It turns out these guys have enabled our help-define (CURL_NO_OLDIES) always. The define disables all our backwards compatibility defines/fix and let you check that your application still builds with the latest and doesn’t rely on anything that might be removed in the future.
CURL_NO_OLDIES is a convenient define that really suits a purpose. But not really well suited to unconditionally define for all builds since then you of course get these problems when we (in libcurl) rearrange our defines. This problem came to no surprise to us, since we did quite a large rearrangement before this particular release, and I actually expect that these support-defines will be present for a long time ahead.
So not only did they file a Debian bug report on open office, but also on libcurl.

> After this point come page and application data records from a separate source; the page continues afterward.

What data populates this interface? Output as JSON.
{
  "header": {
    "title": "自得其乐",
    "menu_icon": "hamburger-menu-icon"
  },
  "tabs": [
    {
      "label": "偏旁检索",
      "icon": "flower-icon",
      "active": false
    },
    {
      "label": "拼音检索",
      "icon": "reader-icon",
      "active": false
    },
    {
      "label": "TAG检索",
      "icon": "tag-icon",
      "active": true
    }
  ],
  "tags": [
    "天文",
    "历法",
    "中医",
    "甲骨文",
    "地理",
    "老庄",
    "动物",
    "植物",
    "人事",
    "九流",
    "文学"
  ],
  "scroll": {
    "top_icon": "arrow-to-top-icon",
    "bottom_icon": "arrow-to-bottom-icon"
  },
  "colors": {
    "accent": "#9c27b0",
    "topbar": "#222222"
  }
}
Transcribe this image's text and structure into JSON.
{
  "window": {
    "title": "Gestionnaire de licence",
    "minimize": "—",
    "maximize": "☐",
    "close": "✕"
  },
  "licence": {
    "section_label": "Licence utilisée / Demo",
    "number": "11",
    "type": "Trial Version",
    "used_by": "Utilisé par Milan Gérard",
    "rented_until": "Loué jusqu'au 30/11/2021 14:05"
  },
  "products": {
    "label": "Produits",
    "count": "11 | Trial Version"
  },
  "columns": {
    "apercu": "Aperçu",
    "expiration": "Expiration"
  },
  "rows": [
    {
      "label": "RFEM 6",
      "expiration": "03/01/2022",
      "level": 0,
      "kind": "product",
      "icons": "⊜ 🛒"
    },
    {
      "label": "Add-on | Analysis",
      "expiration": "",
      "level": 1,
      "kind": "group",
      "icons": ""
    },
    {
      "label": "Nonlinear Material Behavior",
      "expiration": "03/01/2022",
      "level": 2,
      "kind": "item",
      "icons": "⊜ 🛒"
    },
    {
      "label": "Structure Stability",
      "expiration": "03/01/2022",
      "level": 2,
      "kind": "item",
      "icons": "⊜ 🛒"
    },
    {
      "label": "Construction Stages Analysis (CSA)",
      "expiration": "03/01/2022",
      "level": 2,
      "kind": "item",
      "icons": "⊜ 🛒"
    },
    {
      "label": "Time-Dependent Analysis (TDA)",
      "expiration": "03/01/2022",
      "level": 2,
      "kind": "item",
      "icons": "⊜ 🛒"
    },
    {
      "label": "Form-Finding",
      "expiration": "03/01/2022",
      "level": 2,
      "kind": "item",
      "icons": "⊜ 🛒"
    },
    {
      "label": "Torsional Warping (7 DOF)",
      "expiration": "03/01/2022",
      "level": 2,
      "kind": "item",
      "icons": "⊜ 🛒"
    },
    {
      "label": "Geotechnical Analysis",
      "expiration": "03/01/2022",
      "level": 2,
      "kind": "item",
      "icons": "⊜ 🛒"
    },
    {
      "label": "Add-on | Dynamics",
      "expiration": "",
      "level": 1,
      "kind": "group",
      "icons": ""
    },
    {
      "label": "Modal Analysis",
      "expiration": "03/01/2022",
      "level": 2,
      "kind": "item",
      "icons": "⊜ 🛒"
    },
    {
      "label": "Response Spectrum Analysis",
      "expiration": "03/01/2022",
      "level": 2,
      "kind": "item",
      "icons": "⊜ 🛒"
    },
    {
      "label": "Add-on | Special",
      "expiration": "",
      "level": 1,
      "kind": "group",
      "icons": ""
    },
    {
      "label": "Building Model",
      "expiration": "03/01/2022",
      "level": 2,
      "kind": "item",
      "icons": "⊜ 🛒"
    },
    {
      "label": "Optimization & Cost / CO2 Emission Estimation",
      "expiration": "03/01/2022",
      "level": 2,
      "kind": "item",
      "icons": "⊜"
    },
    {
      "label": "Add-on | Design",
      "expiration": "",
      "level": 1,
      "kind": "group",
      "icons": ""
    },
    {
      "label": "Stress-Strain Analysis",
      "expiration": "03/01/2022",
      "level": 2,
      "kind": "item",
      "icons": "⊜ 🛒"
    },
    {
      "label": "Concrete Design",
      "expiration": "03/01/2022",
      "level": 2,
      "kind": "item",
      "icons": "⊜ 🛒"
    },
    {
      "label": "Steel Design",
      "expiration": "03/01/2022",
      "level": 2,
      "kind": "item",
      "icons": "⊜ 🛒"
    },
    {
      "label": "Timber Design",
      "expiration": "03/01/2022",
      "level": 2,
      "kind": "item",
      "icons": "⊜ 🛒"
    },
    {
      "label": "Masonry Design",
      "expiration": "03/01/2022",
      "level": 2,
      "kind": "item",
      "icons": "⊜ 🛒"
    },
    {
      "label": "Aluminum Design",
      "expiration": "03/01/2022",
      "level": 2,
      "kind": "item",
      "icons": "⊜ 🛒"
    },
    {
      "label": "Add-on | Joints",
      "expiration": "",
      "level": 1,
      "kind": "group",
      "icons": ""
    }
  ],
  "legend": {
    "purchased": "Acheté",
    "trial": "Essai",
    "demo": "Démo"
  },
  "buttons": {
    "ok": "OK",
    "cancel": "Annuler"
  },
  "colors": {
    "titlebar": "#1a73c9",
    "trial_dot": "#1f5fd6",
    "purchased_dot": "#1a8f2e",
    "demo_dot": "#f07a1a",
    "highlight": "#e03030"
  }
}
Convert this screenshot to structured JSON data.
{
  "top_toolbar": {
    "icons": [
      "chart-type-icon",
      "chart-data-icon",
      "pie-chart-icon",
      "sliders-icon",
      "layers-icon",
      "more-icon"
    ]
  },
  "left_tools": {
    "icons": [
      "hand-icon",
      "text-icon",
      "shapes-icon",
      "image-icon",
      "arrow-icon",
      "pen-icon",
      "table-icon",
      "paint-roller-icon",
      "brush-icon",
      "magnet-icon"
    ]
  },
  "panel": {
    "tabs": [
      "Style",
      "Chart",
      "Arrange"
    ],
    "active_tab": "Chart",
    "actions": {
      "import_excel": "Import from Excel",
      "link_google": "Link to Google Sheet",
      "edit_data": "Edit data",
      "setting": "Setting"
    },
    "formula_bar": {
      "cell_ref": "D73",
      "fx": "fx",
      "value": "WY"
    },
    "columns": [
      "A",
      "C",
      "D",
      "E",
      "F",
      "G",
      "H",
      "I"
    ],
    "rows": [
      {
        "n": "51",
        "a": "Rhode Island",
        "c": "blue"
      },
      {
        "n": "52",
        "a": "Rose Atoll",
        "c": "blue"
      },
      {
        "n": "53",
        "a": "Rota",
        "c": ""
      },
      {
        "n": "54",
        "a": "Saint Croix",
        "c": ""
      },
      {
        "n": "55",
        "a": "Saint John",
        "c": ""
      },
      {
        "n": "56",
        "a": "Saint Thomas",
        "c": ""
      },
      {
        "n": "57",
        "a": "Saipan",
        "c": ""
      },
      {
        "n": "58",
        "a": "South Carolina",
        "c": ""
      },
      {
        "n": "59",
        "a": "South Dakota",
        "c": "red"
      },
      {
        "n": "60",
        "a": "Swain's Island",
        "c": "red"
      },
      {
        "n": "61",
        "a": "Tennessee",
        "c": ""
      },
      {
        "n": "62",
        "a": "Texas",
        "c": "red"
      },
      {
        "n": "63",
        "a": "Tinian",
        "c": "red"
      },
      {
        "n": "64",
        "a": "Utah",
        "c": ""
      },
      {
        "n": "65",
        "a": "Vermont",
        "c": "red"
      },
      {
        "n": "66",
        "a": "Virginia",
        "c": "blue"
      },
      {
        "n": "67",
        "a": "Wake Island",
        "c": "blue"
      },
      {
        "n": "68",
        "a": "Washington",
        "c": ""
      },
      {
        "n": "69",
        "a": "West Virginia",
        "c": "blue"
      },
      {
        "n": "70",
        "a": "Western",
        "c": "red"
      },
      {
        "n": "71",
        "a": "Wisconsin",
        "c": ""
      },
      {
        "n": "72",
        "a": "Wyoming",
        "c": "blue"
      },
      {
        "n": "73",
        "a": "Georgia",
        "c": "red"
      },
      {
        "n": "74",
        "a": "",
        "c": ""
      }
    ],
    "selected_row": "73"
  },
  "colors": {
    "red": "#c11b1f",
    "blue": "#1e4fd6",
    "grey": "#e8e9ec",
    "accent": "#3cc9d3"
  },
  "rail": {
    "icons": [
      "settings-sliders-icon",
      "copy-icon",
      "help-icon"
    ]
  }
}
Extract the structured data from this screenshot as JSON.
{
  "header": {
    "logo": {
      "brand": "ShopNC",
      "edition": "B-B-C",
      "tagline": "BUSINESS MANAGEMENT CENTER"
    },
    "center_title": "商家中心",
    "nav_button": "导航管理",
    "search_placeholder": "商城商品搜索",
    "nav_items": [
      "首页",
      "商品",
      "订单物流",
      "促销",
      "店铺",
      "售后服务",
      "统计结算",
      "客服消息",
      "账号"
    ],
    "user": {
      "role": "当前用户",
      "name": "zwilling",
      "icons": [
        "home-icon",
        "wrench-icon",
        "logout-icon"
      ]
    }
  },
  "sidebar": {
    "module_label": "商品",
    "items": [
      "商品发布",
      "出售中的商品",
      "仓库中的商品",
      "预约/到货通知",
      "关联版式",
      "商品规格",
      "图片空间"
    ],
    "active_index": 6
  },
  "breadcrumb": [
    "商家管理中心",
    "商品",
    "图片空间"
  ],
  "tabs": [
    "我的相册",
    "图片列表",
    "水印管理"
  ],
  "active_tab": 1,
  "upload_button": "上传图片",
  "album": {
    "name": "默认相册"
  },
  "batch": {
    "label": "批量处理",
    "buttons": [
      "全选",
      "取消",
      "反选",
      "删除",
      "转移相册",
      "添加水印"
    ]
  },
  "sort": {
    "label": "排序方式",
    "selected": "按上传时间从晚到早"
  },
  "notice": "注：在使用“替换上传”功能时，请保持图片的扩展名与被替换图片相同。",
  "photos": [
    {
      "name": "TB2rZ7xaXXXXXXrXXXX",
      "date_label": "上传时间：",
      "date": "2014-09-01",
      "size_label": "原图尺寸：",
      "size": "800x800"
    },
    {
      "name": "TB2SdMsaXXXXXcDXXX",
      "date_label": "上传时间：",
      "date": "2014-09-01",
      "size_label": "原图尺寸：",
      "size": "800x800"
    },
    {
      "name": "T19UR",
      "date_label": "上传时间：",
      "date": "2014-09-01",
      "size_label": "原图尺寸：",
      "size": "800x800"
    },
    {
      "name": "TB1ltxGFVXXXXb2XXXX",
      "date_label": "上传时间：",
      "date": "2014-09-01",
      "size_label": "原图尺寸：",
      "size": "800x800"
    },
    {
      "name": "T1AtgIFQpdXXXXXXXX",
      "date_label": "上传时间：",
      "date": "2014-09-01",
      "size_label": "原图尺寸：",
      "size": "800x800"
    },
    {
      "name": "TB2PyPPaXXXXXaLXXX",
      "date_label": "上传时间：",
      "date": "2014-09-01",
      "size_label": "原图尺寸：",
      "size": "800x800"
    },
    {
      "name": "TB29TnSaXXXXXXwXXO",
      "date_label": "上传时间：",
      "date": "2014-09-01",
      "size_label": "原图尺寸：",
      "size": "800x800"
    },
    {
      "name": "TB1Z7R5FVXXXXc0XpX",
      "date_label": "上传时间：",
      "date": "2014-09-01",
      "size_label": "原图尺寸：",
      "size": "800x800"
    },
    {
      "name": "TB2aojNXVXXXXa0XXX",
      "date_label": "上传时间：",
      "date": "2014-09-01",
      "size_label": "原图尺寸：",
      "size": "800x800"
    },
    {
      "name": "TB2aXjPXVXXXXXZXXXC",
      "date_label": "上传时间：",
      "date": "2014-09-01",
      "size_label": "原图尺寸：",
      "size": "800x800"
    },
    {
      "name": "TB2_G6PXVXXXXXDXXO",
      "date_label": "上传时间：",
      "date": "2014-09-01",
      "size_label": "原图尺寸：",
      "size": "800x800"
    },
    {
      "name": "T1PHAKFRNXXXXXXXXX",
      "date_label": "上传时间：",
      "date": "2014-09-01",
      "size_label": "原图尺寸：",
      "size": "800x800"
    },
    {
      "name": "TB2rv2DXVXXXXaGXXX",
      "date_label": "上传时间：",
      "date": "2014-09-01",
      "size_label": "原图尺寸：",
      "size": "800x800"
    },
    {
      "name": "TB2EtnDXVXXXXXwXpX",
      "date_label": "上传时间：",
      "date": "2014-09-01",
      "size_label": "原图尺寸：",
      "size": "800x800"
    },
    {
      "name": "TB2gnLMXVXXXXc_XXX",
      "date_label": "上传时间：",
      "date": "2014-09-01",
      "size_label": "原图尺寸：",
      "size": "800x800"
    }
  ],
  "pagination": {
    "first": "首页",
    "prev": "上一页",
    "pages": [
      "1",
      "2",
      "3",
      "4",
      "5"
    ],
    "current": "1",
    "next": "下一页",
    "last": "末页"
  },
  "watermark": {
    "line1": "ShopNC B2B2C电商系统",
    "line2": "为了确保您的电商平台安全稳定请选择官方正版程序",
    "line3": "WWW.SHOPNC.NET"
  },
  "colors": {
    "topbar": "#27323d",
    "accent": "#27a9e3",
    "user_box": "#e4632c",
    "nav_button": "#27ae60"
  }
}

The conclusion: use CURL_NO_OLDIES when you test-build your application against libcurl. Don’t leave it in the Makefile unconditionally for future builds.
Just a short while ago I uploaded the 7.17.0 packages to the curl site, updated the front page, mailed the announcement and submitted an update on freshmeat.
The previous release (7.16.4) was done in haste due to the security issue we got reported, but this time we took our time and I think we’ve done a pretty good job. The upcoming weeks will tell for sure…
Changes this time include the new OS/400 port, the fact that curl_easy_setopt() now will copy all strings passed to it (previously it referred to the strings the application still had to keep around), SCP and SFTP support now requires libssh2 0.16 or later, the LDAP libraries are now build-time linked like all other third part libs and no longer run-time dlopen() like before and LDAPS is now supported. We also have at least 27 mentioned bug fixes, and possibly a few more actually done but not detailed in the release notes.
There’s no soname bump this time, although there have been a fair amount of return code name changes (with backwards compatible #defines added to make older programs still possible to compile), but we have started to add stuff in the TODO that we want to do the next time we actually decide to bump again. The previous bump did cause some havoc so I’ve learned to not use that card too often…
Unless something bad creeps up, I’m hoping for a good two months or so until 7.17.1 is due. With my autumn plans it might just take a little while longer as well. Time will have to tell.
I’m the maintainer and admin of a few different open source packages, perhaps most notable in the curl project but I also poke on c-ares and libssh2 and I do a fair amount of work on Rockbox and hang around in a few other projects as well.
I write around 400-500 emails a month, the majority of them to the mailing lists of the projects I’m involved in. I try to respond to questions I know the answer to.
I’m not sure if I’ve grown even more grumpy recently or if the world is going downwards, but I’ve recently been called rude and a scammer in public mailing lists after having answered to mails with a meaning that the guys asking the question isn’t exactly trying hard to read up on this, understand the area nor are they reading my answers very good. So what if I’m not always the perfect gentleman or say the right “social” words, I am a hard core tech guy and I answer and talk technical stuff and specific details all day long. That’s what I do and that’s who I am.
So, I just wanted to let the rest of you know: I am rude and mean and you should know better than to ask anything in a forum I frequent. Or then you can of course stand up against the whiners and help educate the world on how to ask questions and why spoon-feeding users on mailing lists isn’t a good idea.
Sticking out your chin in the harsh internet reality, one should expect to get hit like this every now and then and you need to grow pretty thick skin to not let the bad guys get to you. Nonetheless, people in general are nice but it is just too easy for people to get upset and send away very rude mails without any kind of aftermath.
(But I must admit I found the threat to discuss me at a future Zend conference hilarious!)
The major difference between the two programs you didn’t previously know about…
The wikipedia page for curl is much smaller than the one for wget!